I get an immense joy and satisfaction from teaching the women's program in our dojo (karate school). It's especially true when students come up to me after class to tell me that they had fun and loved learning the lesson. Better yet, the satisfaction comes when women tell me how they were exhausted, overwhelmed with work or upset about something in their personal life and almost didn't come in for class that night. But they made an effort to come and were all the more happy that they did.
That hour or two of karate training is the personal time each person in the class deserves, the "me" time that nobody can interfere with. We often advice that students leave their life problems off the mat and concentrate fully on what they're doing. The problems will be there still when they leave the mat, but for the time of the class, it's only about them. It's amazing how many people leave a little happier.

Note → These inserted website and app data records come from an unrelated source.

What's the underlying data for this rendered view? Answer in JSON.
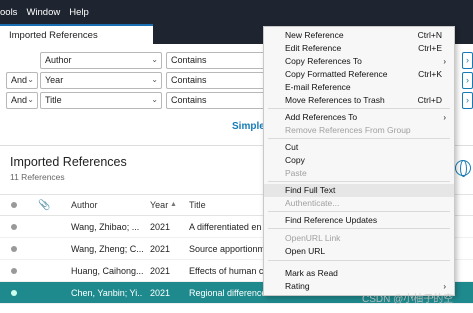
{
  "menubar": {
    "items": [
      "ools",
      "Window",
      "Help"
    ]
  },
  "tabs": {
    "active": "Imported References"
  },
  "search": {
    "rows": [
      {
        "bool": "",
        "field": "Author",
        "op": "Contains"
      },
      {
        "bool": "And",
        "field": "Year",
        "op": "Contains"
      },
      {
        "bool": "And",
        "field": "Title",
        "op": "Contains"
      }
    ],
    "simple_label": "Simple"
  },
  "library": {
    "title": "Imported References",
    "count": "11 References",
    "columns": {
      "author": "Author",
      "year": "Year",
      "title": "Title"
    },
    "rows": [
      {
        "author": "Wang, Zhibao; ...",
        "year": "2021",
        "title": "A differentiated en"
      },
      {
        "author": "Wang, Zheng; C...",
        "year": "2021",
        "title": "Source apportionm"
      },
      {
        "author": "Huang, Caihong...",
        "year": "2021",
        "title": "Effects of human c"
      },
      {
        "author": "Chen, Yanbin; Yi...",
        "year": "2021",
        "title": "Regional differences in the industrial water use efficiency in spa"
      }
    ]
  },
  "context_menu": {
    "items": [
      {
        "label": "New Reference",
        "shortcut": "Ctrl+N",
        "disabled": false
      },
      {
        "label": "Edit Reference",
        "shortcut": "Ctrl+E",
        "disabled": false
      },
      {
        "label": "Copy References To",
        "shortcut": "",
        "disabled": false,
        "submenu": true
      },
      {
        "label": "Copy Formatted Reference",
        "shortcut": "Ctrl+K",
        "disabled": false
      },
      {
        "label": "E-mail Reference",
        "shortcut": "",
        "disabled": false
      },
      {
        "label": "Move References to Trash",
        "shortcut": "Ctrl+D",
        "disabled": false
      },
      {
        "label": "Add References To",
        "shortcut": "",
        "disabled": false,
        "submenu": true
      },
      {
        "label": "Remove References From Group",
        "shortcut": "",
        "disabled": true
      },
      {
        "label": "Cut",
        "shortcut": "",
        "disabled": false
      },
      {
        "label": "Copy",
        "shortcut": "",
        "disabled": false
      },
      {
        "label": "Paste",
        "shortcut": "",
        "disabled": true
      },
      {
        "label": "Find Full Text",
        "shortcut": "",
        "disabled": false,
        "highlighted": true
      },
      {
        "label": "Authenticate...",
        "shortcut": "",
        "disabled": true
      },
      {
        "label": "Find Reference Updates",
        "shortcut": "",
        "disabled": false
      },
      {
        "label": "OpenURL Link",
        "shortcut": "",
        "disabled": true
      },
      {
        "label": "Open URL",
        "shortcut": "",
        "disabled": false
      },
      {
        "label": "Mark as Read",
        "shortcut": "",
        "disabled": false
      },
      {
        "label": "Rating",
        "shortcut": "",
        "disabled": false,
        "submenu": true
      }
    ]
  },
  "watermark": "CSDN @小柚子的空",
  "colors": {
    "accent": "#157bb5",
    "selected_row": "#1f8a8e",
    "menubar": "#1e2530"
  }
}
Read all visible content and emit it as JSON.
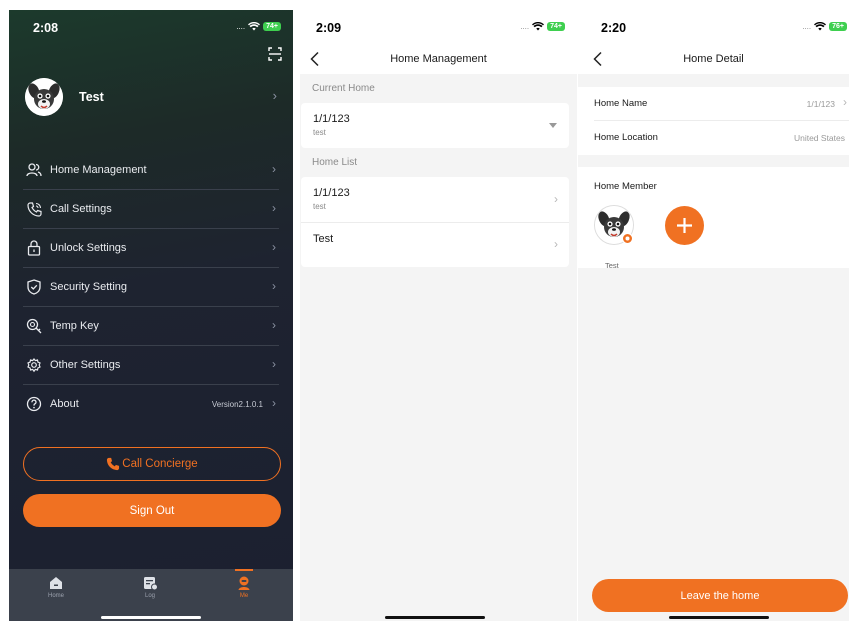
{
  "screen1": {
    "time": "2:08",
    "battery": "74+",
    "user_name": "Test",
    "menu": [
      {
        "label": "Home Management",
        "icon": "users-icon"
      },
      {
        "label": "Call Settings",
        "icon": "phone-icon"
      },
      {
        "label": "Unlock Settings",
        "icon": "lock-icon"
      },
      {
        "label": "Security Setting",
        "icon": "shield-icon"
      },
      {
        "label": "Temp Key",
        "icon": "key-icon"
      },
      {
        "label": "Other Settings",
        "icon": "gear-icon"
      },
      {
        "label": "About",
        "icon": "question-icon",
        "value": "Version2.1.0.1"
      }
    ],
    "call_concierge": "Call Concierge",
    "sign_out": "Sign Out",
    "tabs": [
      {
        "label": "Home",
        "icon": "home-icon"
      },
      {
        "label": "Log",
        "icon": "log-icon"
      },
      {
        "label": "Me",
        "icon": "profile-icon",
        "active": true
      }
    ]
  },
  "screen2": {
    "time": "2:09",
    "battery": "74+",
    "title": "Home Management",
    "current_home_label": "Current Home",
    "current_home": {
      "title": "1/1/123",
      "sub": "test"
    },
    "home_list_label": "Home List",
    "home_list": [
      {
        "title": "1/1/123",
        "sub": "test"
      },
      {
        "title": "Test",
        "sub": ""
      }
    ]
  },
  "screen3": {
    "time": "2:20",
    "battery": "76+",
    "title": "Home Detail",
    "home_name_label": "Home Name",
    "home_name_value": "1/1/123",
    "home_location_label": "Home Location",
    "home_location_value": "United States",
    "member_label": "Home Member",
    "members": [
      {
        "name": "Test"
      }
    ],
    "leave_button": "Leave the home"
  },
  "colors": {
    "accent": "#f07122",
    "dark_bg": "#1e2330",
    "tabbar": "#3b414c",
    "light_bg": "#f4f4f4"
  }
}
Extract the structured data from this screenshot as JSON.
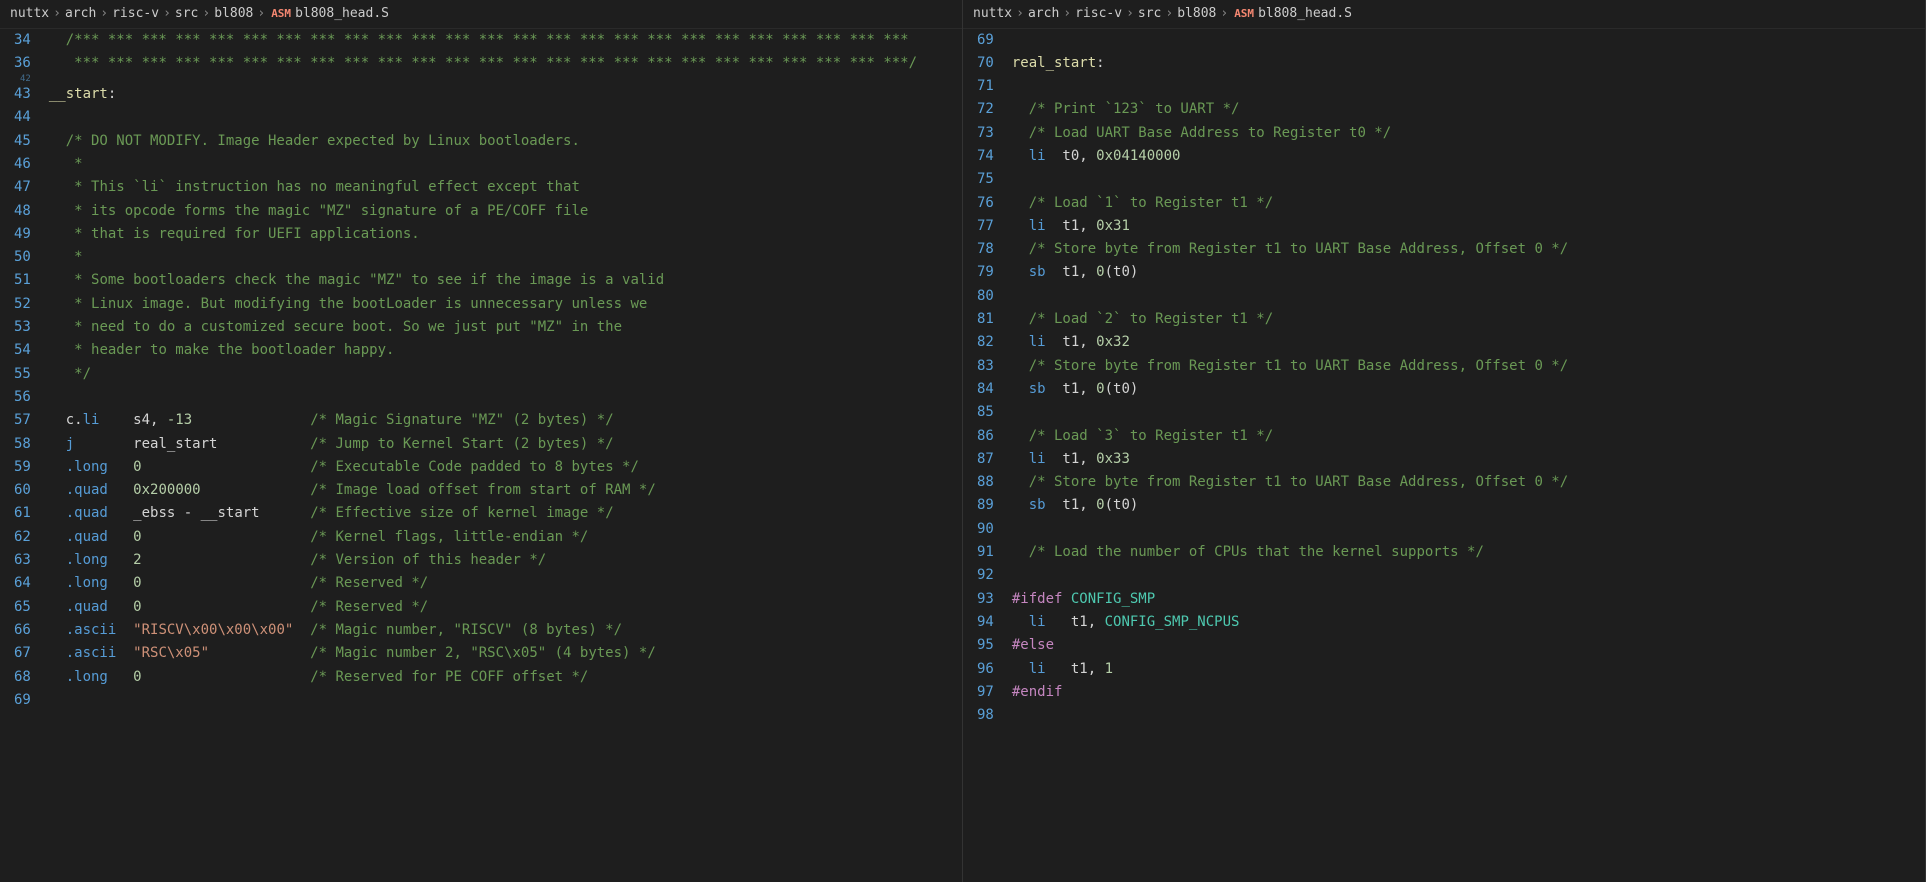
{
  "breadcrumbs": {
    "segments": [
      "nuttx",
      "arch",
      "risc-v",
      "src",
      "bl808"
    ],
    "file": "bl808_head.S",
    "icon_label": "ASM"
  },
  "left_editor": {
    "lines": [
      {
        "num": 34,
        "tokens": [
          {
            "c": "tk-comment",
            "pre": "  ",
            "t": "/*** *** *** *** *** *** *** *** *** *** *** *** *** *** *** *** *** *** *** *** *** *** *** *** ***"
          }
        ]
      },
      {
        "num": 36,
        "tokens": [
          {
            "c": "tk-comment",
            "pre": "   ",
            "t": "*** *** *** *** *** *** *** *** *** *** *** *** *** *** *** *** *** *** *** *** *** *** *** *** ***/"
          }
        ]
      },
      {
        "num": 42,
        "folded": true,
        "tokens": []
      },
      {
        "num": 43,
        "tokens": [
          {
            "c": "tk-label",
            "t": "__start"
          },
          {
            "c": "tk-white",
            "t": ":"
          }
        ]
      },
      {
        "num": 44,
        "tokens": []
      },
      {
        "num": 45,
        "tokens": [
          {
            "c": "tk-comment",
            "pre": "  ",
            "t": "/* DO NOT MODIFY. Image Header expected by Linux bootloaders."
          }
        ]
      },
      {
        "num": 46,
        "tokens": [
          {
            "c": "tk-comment",
            "pre": "   ",
            "t": "*"
          }
        ]
      },
      {
        "num": 47,
        "tokens": [
          {
            "c": "tk-comment",
            "pre": "   ",
            "t": "* This `li` instruction has no meaningful effect except that"
          }
        ]
      },
      {
        "num": 48,
        "tokens": [
          {
            "c": "tk-comment",
            "pre": "   ",
            "t": "* its opcode forms the magic \"MZ\" signature of a PE/COFF file"
          }
        ]
      },
      {
        "num": 49,
        "tokens": [
          {
            "c": "tk-comment",
            "pre": "   ",
            "t": "* that is required for UEFI applications."
          }
        ]
      },
      {
        "num": 50,
        "tokens": [
          {
            "c": "tk-comment",
            "pre": "   ",
            "t": "*"
          }
        ]
      },
      {
        "num": 51,
        "tokens": [
          {
            "c": "tk-comment",
            "pre": "   ",
            "t": "* Some bootloaders check the magic \"MZ\" to see if the image is a valid"
          }
        ]
      },
      {
        "num": 52,
        "tokens": [
          {
            "c": "tk-comment",
            "pre": "   ",
            "t": "* Linux image. But modifying the bootLoader is unnecessary unless we"
          }
        ]
      },
      {
        "num": 53,
        "tokens": [
          {
            "c": "tk-comment",
            "pre": "   ",
            "t": "* need to do a customized secure boot. So we just put \"MZ\" in the"
          }
        ]
      },
      {
        "num": 54,
        "tokens": [
          {
            "c": "tk-comment",
            "pre": "   ",
            "t": "* header to make the bootloader happy."
          }
        ]
      },
      {
        "num": 55,
        "tokens": [
          {
            "c": "tk-comment",
            "pre": "   ",
            "t": "*/"
          }
        ]
      },
      {
        "num": 56,
        "tokens": []
      },
      {
        "num": 57,
        "tokens": [
          {
            "c": "tk-white",
            "pre": "  ",
            "t": "c."
          },
          {
            "c": "tk-key",
            "t": "li"
          },
          {
            "c": "tk-white",
            "t": "    s4, "
          },
          {
            "c": "tk-num",
            "t": "-13"
          },
          {
            "c": "tk-comment",
            "pre": "              ",
            "t": "/* Magic Signature \"MZ\" (2 bytes) */"
          }
        ]
      },
      {
        "num": 58,
        "tokens": [
          {
            "c": "tk-key",
            "pre": "  ",
            "t": "j"
          },
          {
            "c": "tk-white",
            "t": "       real_start"
          },
          {
            "c": "tk-comment",
            "pre": "           ",
            "t": "/* Jump to Kernel Start (2 bytes) */"
          }
        ]
      },
      {
        "num": 59,
        "tokens": [
          {
            "c": "tk-key",
            "pre": "  ",
            "t": ".long"
          },
          {
            "c": "tk-num",
            "pre": "   ",
            "t": "0"
          },
          {
            "c": "tk-comment",
            "pre": "                    ",
            "t": "/* Executable Code padded to 8 bytes */"
          }
        ]
      },
      {
        "num": 60,
        "tokens": [
          {
            "c": "tk-key",
            "pre": "  ",
            "t": ".quad"
          },
          {
            "c": "tk-num",
            "pre": "   ",
            "t": "0x200000"
          },
          {
            "c": "tk-comment",
            "pre": "             ",
            "t": "/* Image load offset from start of RAM */"
          }
        ]
      },
      {
        "num": 61,
        "tokens": [
          {
            "c": "tk-key",
            "pre": "  ",
            "t": ".quad"
          },
          {
            "c": "tk-white",
            "pre": "   ",
            "t": "_ebss - __start"
          },
          {
            "c": "tk-comment",
            "pre": "      ",
            "t": "/* Effective size of kernel image */"
          }
        ]
      },
      {
        "num": 62,
        "tokens": [
          {
            "c": "tk-key",
            "pre": "  ",
            "t": ".quad"
          },
          {
            "c": "tk-num",
            "pre": "   ",
            "t": "0"
          },
          {
            "c": "tk-comment",
            "pre": "                    ",
            "t": "/* Kernel flags, little-endian */"
          }
        ]
      },
      {
        "num": 63,
        "tokens": [
          {
            "c": "tk-key",
            "pre": "  ",
            "t": ".long"
          },
          {
            "c": "tk-num",
            "pre": "   ",
            "t": "2"
          },
          {
            "c": "tk-comment",
            "pre": "                    ",
            "t": "/* Version of this header */"
          }
        ]
      },
      {
        "num": 64,
        "tokens": [
          {
            "c": "tk-key",
            "pre": "  ",
            "t": ".long"
          },
          {
            "c": "tk-num",
            "pre": "   ",
            "t": "0"
          },
          {
            "c": "tk-comment",
            "pre": "                    ",
            "t": "/* Reserved */"
          }
        ]
      },
      {
        "num": 65,
        "tokens": [
          {
            "c": "tk-key",
            "pre": "  ",
            "t": ".quad"
          },
          {
            "c": "tk-num",
            "pre": "   ",
            "t": "0"
          },
          {
            "c": "tk-comment",
            "pre": "                    ",
            "t": "/* Reserved */"
          }
        ]
      },
      {
        "num": 66,
        "tokens": [
          {
            "c": "tk-key",
            "pre": "  ",
            "t": ".ascii"
          },
          {
            "c": "tk-str",
            "pre": "  ",
            "t": "\"RISCV\\x00\\x00\\x00\""
          },
          {
            "c": "tk-comment",
            "pre": "  ",
            "t": "/* Magic number, \"RISCV\" (8 bytes) */"
          }
        ]
      },
      {
        "num": 67,
        "tokens": [
          {
            "c": "tk-key",
            "pre": "  ",
            "t": ".ascii"
          },
          {
            "c": "tk-str",
            "pre": "  ",
            "t": "\"RSC\\x05\""
          },
          {
            "c": "tk-comment",
            "pre": "            ",
            "t": "/* Magic number 2, \"RSC\\x05\" (4 bytes) */"
          }
        ]
      },
      {
        "num": 68,
        "tokens": [
          {
            "c": "tk-key",
            "pre": "  ",
            "t": ".long"
          },
          {
            "c": "tk-num",
            "pre": "   ",
            "t": "0"
          },
          {
            "c": "tk-comment",
            "pre": "                    ",
            "t": "/* Reserved for PE COFF offset */"
          }
        ]
      },
      {
        "num": 69,
        "tokens": []
      }
    ]
  },
  "right_editor": {
    "lines": [
      {
        "num": 69,
        "tokens": []
      },
      {
        "num": 70,
        "tokens": [
          {
            "c": "tk-label",
            "t": "real_start"
          },
          {
            "c": "tk-white",
            "t": ":"
          }
        ]
      },
      {
        "num": 71,
        "tokens": []
      },
      {
        "num": 72,
        "tokens": [
          {
            "c": "tk-comment",
            "pre": "  ",
            "t": "/* Print `123` to UART */"
          }
        ]
      },
      {
        "num": 73,
        "tokens": [
          {
            "c": "tk-comment",
            "pre": "  ",
            "t": "/* Load UART Base Address to Register t0 */"
          }
        ]
      },
      {
        "num": 74,
        "tokens": [
          {
            "c": "tk-key",
            "pre": "  ",
            "t": "li"
          },
          {
            "c": "tk-white",
            "t": "  t0, "
          },
          {
            "c": "tk-num",
            "t": "0x04140000"
          }
        ]
      },
      {
        "num": 75,
        "tokens": []
      },
      {
        "num": 76,
        "tokens": [
          {
            "c": "tk-comment",
            "pre": "  ",
            "t": "/* Load `1` to Register t1 */"
          }
        ]
      },
      {
        "num": 77,
        "tokens": [
          {
            "c": "tk-key",
            "pre": "  ",
            "t": "li"
          },
          {
            "c": "tk-white",
            "t": "  t1, "
          },
          {
            "c": "tk-num",
            "t": "0x31"
          }
        ]
      },
      {
        "num": 78,
        "tokens": [
          {
            "c": "tk-comment",
            "pre": "  ",
            "t": "/* Store byte from Register t1 to UART Base Address, Offset 0 */"
          }
        ]
      },
      {
        "num": 79,
        "tokens": [
          {
            "c": "tk-key",
            "pre": "  ",
            "t": "sb"
          },
          {
            "c": "tk-white",
            "t": "  t1, "
          },
          {
            "c": "tk-num",
            "t": "0"
          },
          {
            "c": "tk-white",
            "t": "(t0)"
          }
        ]
      },
      {
        "num": 80,
        "tokens": []
      },
      {
        "num": 81,
        "tokens": [
          {
            "c": "tk-comment",
            "pre": "  ",
            "t": "/* Load `2` to Register t1 */"
          }
        ]
      },
      {
        "num": 82,
        "tokens": [
          {
            "c": "tk-key",
            "pre": "  ",
            "t": "li"
          },
          {
            "c": "tk-white",
            "t": "  t1, "
          },
          {
            "c": "tk-num",
            "t": "0x32"
          }
        ]
      },
      {
        "num": 83,
        "tokens": [
          {
            "c": "tk-comment",
            "pre": "  ",
            "t": "/* Store byte from Register t1 to UART Base Address, Offset 0 */"
          }
        ]
      },
      {
        "num": 84,
        "tokens": [
          {
            "c": "tk-key",
            "pre": "  ",
            "t": "sb"
          },
          {
            "c": "tk-white",
            "t": "  t1, "
          },
          {
            "c": "tk-num",
            "t": "0"
          },
          {
            "c": "tk-white",
            "t": "(t0)"
          }
        ]
      },
      {
        "num": 85,
        "tokens": []
      },
      {
        "num": 86,
        "tokens": [
          {
            "c": "tk-comment",
            "pre": "  ",
            "t": "/* Load `3` to Register t1 */"
          }
        ]
      },
      {
        "num": 87,
        "tokens": [
          {
            "c": "tk-key",
            "pre": "  ",
            "t": "li"
          },
          {
            "c": "tk-white",
            "t": "  t1, "
          },
          {
            "c": "tk-num",
            "t": "0x33"
          }
        ]
      },
      {
        "num": 88,
        "tokens": [
          {
            "c": "tk-comment",
            "pre": "  ",
            "t": "/* Store byte from Register t1 to UART Base Address, Offset 0 */"
          }
        ]
      },
      {
        "num": 89,
        "tokens": [
          {
            "c": "tk-key",
            "pre": "  ",
            "t": "sb"
          },
          {
            "c": "tk-white",
            "t": "  t1, "
          },
          {
            "c": "tk-num",
            "t": "0"
          },
          {
            "c": "tk-white",
            "t": "(t0)"
          }
        ]
      },
      {
        "num": 90,
        "tokens": []
      },
      {
        "num": 91,
        "tokens": [
          {
            "c": "tk-comment",
            "pre": "  ",
            "t": "/* Load the number of CPUs that the kernel supports */"
          }
        ]
      },
      {
        "num": 92,
        "tokens": []
      },
      {
        "num": 93,
        "tokens": [
          {
            "c": "tk-macro",
            "t": "#ifdef"
          },
          {
            "c": "tk-const",
            "pre": " ",
            "t": "CONFIG_SMP"
          }
        ]
      },
      {
        "num": 94,
        "tokens": [
          {
            "c": "tk-key",
            "pre": "  ",
            "t": "li"
          },
          {
            "c": "tk-white",
            "t": "   t1, "
          },
          {
            "c": "tk-const",
            "t": "CONFIG_SMP_NCPUS"
          }
        ]
      },
      {
        "num": 95,
        "tokens": [
          {
            "c": "tk-macro",
            "t": "#else"
          }
        ]
      },
      {
        "num": 96,
        "tokens": [
          {
            "c": "tk-key",
            "pre": "  ",
            "t": "li"
          },
          {
            "c": "tk-white",
            "t": "   t1, "
          },
          {
            "c": "tk-num",
            "t": "1"
          }
        ]
      },
      {
        "num": 97,
        "tokens": [
          {
            "c": "tk-macro",
            "t": "#endif"
          }
        ]
      },
      {
        "num": 98,
        "tokens": []
      }
    ]
  }
}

Writing should take much the same form. It should be the "me" time of the writer that nobody can take away. For that time that you're writing, whether it's half an hour, an hour or half a day, you should not be thinking about anything else. Easier said than done, but all the more satisfying when accomplished.
|In our dojo during a class. That's me in front, and my co-writer and dojo sister Tina Moss on the right. I think we were still brown belts at the time.|